Lines with "Palazzo": copy each one from the listing below.

Records supplied below:

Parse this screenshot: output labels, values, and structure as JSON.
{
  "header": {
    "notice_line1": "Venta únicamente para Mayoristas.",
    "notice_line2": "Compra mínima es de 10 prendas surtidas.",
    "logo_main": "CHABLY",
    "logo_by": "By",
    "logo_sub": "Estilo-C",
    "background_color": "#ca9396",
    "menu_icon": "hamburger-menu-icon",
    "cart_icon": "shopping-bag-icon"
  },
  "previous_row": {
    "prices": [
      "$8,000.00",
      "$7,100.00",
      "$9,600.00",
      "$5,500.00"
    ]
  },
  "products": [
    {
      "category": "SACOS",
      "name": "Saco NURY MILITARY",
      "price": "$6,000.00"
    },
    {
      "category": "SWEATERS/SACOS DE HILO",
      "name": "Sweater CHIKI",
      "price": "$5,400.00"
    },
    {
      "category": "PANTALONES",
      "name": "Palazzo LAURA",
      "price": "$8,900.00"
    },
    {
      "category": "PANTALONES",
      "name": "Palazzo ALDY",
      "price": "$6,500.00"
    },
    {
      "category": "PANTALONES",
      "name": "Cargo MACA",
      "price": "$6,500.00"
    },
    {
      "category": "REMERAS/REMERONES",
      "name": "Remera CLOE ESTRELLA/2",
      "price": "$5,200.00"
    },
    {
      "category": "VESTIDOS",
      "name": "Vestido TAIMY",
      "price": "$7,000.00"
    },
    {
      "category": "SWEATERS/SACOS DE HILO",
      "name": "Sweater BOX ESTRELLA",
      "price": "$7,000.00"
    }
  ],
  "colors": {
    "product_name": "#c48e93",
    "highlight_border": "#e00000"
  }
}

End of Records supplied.
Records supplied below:

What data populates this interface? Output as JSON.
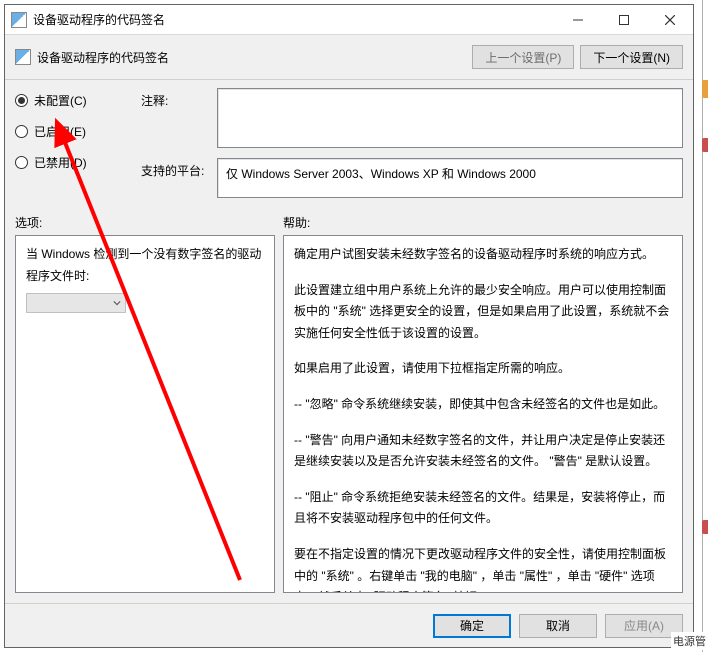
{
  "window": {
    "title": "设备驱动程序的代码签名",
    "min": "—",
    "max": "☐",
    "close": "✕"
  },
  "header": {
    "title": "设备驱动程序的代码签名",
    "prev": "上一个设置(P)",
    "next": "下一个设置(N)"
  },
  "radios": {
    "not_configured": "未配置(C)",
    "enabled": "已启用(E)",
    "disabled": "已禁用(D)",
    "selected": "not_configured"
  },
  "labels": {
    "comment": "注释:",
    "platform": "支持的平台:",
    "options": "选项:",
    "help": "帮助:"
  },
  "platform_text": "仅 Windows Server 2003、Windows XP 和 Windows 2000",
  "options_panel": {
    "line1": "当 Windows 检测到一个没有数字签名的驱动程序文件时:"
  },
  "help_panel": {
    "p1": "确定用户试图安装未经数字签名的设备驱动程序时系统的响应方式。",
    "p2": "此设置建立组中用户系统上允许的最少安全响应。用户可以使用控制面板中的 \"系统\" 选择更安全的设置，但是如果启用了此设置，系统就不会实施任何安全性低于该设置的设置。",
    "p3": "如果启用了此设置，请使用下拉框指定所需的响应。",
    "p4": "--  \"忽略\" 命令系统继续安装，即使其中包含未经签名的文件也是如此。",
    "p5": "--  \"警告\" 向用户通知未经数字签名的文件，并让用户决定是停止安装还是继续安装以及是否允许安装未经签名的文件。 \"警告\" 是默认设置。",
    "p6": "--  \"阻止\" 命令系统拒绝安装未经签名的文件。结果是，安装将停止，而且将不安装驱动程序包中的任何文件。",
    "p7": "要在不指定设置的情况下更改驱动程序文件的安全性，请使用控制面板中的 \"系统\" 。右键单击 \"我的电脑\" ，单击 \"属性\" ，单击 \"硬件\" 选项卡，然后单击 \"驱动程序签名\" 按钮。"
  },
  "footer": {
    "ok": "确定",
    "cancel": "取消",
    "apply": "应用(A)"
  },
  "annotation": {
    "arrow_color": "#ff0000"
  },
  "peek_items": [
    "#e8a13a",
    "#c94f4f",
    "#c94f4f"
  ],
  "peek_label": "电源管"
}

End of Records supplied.

- _Task result_
      "name": "Palazzo LAURA",
      "name": "Palazzo ALDY",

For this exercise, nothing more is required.